Henry Okah to be jailed for 24 years

"These are serious charges…. Effectively, the accused [Okah] is therefore sentenced to 24 years' imprisonment," Judge Neels Claassen said, handing down sentence.

"The accused has not accepted any responsibility for the crimes committed, nor has he shown remorse."

The Nigerian was also found unfit to operate weapons. Claassen added it would be wrong for the court to turn a blind eye to the fact that the "struggle in Nigeria was for a good cause", stating the importance to balance Okah's political intentions with the violent nature of the crimes.

He found three "compelling circumstances" that would justify a lesser sentence.

"First and most importantly are that the offences were motivated by a political desire to improve the community in the Niger Delta," Claassen said.

He added the fact that Okah did not have a criminal record, and the fact that he is a husband and father of four children who would "suffer" also counted in mitigation.

"The remaining factor is the fact that to all intents and purposes the accused was regarded by those in Nigeria as a strong leader."

Claassen said he had many months to consider what the appropriate sentence would be and said it was not an "easy matter to pass an appropriate sentence" on.

Treaties
"To impose a life sentence would be totally disappropriate [inappropriate] to the seriousness of the crimes," he said.

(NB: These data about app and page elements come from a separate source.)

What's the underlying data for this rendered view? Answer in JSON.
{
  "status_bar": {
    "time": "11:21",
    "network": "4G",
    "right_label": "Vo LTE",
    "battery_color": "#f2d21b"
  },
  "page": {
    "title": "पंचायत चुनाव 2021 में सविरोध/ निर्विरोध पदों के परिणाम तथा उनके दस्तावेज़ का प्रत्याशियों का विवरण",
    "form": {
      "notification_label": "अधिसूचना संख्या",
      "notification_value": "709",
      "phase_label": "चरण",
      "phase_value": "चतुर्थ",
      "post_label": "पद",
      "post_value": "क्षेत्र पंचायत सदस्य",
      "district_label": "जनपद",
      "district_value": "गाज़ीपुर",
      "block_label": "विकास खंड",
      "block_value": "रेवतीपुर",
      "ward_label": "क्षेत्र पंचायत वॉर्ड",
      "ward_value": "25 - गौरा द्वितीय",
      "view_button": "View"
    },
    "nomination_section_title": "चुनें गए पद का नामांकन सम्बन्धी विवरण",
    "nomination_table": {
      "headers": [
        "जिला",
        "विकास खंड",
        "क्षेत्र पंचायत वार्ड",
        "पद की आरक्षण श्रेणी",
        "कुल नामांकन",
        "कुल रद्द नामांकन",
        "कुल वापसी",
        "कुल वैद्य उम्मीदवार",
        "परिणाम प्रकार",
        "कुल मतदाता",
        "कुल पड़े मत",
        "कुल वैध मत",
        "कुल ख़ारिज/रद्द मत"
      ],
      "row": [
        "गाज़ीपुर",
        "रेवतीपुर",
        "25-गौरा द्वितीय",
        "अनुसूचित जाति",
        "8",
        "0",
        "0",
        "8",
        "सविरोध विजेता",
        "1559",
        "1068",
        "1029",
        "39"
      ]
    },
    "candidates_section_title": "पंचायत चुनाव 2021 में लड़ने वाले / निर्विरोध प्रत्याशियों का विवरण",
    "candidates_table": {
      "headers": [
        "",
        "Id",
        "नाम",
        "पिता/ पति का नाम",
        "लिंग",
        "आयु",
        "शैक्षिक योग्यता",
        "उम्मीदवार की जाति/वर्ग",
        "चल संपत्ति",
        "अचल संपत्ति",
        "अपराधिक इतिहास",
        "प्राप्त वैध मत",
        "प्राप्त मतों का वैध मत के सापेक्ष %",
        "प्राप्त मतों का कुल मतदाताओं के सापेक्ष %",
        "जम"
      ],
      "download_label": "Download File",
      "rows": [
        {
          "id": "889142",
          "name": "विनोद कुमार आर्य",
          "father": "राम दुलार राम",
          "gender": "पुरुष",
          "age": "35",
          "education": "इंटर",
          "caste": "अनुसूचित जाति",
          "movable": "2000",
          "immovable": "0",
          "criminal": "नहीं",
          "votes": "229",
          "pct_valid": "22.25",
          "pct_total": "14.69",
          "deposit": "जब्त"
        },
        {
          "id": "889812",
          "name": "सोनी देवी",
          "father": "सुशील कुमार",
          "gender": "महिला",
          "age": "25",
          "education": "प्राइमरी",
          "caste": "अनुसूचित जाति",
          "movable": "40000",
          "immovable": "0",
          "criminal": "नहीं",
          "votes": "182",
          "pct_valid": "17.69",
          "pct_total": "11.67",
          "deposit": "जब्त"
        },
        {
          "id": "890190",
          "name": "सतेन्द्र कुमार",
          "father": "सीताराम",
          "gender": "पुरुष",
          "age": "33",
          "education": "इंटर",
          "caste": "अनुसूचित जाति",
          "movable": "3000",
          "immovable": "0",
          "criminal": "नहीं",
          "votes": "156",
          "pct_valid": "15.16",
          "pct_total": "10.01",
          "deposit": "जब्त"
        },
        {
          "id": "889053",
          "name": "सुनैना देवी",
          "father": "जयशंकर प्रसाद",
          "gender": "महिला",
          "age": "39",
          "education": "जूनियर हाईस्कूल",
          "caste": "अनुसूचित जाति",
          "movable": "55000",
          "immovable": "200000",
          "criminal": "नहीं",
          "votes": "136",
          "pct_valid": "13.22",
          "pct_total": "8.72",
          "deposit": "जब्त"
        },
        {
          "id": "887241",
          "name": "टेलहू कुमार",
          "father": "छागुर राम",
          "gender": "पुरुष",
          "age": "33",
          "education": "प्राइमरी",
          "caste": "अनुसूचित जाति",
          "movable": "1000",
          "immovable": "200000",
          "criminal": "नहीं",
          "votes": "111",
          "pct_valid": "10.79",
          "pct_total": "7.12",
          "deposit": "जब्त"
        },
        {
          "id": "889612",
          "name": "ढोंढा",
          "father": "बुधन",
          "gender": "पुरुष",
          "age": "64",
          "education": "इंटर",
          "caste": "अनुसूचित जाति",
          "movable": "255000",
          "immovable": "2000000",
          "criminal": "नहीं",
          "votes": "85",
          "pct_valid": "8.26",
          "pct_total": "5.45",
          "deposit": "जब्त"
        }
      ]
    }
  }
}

Claassen said with treaties signed by the United Nations it was important to impose a sentence that would prohibit South Africa being seen as a safe haven for terrorists.

"Therefore the duty of this court in imposing the proper sentence is to take into account the interest of the community worldwide in making South Africa unpalatable to any international terrorism," he added.

On January 21, Okah was found guilty on 13 counts of terrorism, including engaging in terrorist activities, conspiracy to engage in terrorist activities, and delivering, placing, and detonating an explosive device.

The charges related to two car bombs detonated in Abuja, Nigeria, on October 1 2010, the anniversary of the country's independence. Twelve people were killed and 36 injured.

The second bombing took place in Warri on March 15 2010 at a post amnesty dialogue meeting. One person was killed and 11 seriously injured.

In both bombings, two car bombs went off minutes apart in both places. The cars were parked in close proximity to each other.

Claassen sentenced Okah to 12 years imprisonment for each of the bombings and 10 years for the threats made to the South African government after his arrest in October 2010. The 10 years would run concurrently with the 24 years.

Caught the kisses
As Okah was set to leave, he turned around and blew kisses to his visibly emotional wife Azuka. She smiled as she jokingly caught the kisses, before she blew him kisses as police officers escorted him back to the holding cells. Nineteen police officers were present in court during the proceedings on Tuesday.

In January, during judgment Claassen said the State had proved Okah's guilt beyond a reasonable doubt, and his failure to testify meant the evidence against him remained uncontested. Okah denied any involvement, claiming the charges against him were politically motivated.

The State and Okah's defence indicated they would appeal the sentence.

National Prosecuting Authority spokesperson Phindi Louw declined to comment on whether the State would appeal for a heavier sentence to be imposed. – Sapa

These are unprecedented times, and the role of media to tell and record the story of South Africa as it develops is more important than ever. But it comes at a cost. Advertisers are cancelling campaigns, and our live events have come to an abrupt halt. Our income has been slashed.

The Mail & Guardian is a proud news publisher with roots stretching back 35 years. We’ve survived thanks to the support of our readers, we will need you to help us get through this.

To help us ensure another 35 future years of fiercely independent journalism, please subscribe.

Sapa
Guest Author
Advertisting

Odd drop in how Covid-19 numbers grow

As the country hunkers down for a second week of lockdown, how reliable is the data available and will it enable a sound decision for whether South Africans can leave their homes on April 16?

Mail & Guardian needs your help

Our job is to help give you the information we all need to participate in building this country, while holding those in power to account. But now the power to help us keep doing that is in your hands

Press Releases

New energy mix on the cards

REI4P already has and will continue to yield thousands of employment opportunities

The online value of executive education in a Covid-19 world

Executive education courses further develop the skills of leaders in the workplace

Sisa Ntshona urges everyone to stay home, and consider travelling later

Sisa Ntshona has urged everyone to limit their movements in line with government’s request

SAB Zenzele’s special AGM postponed until further notice

An arrangement has been announced for shareholders and retailers to receive a 77.5% cash payout

20th Edition of the National Teaching Awards

Teachers are seldom recognised but they are indispensable to the country's education system

Awards affirm the vital work that teachers do

Government is committed to empowering South Africa’s teachers with skills, knowledge and techniques for a changing world

SAB Zenzele special AGM rescheduled to March 25 2020

New voting arrangements are being made to safeguard the health of shareholders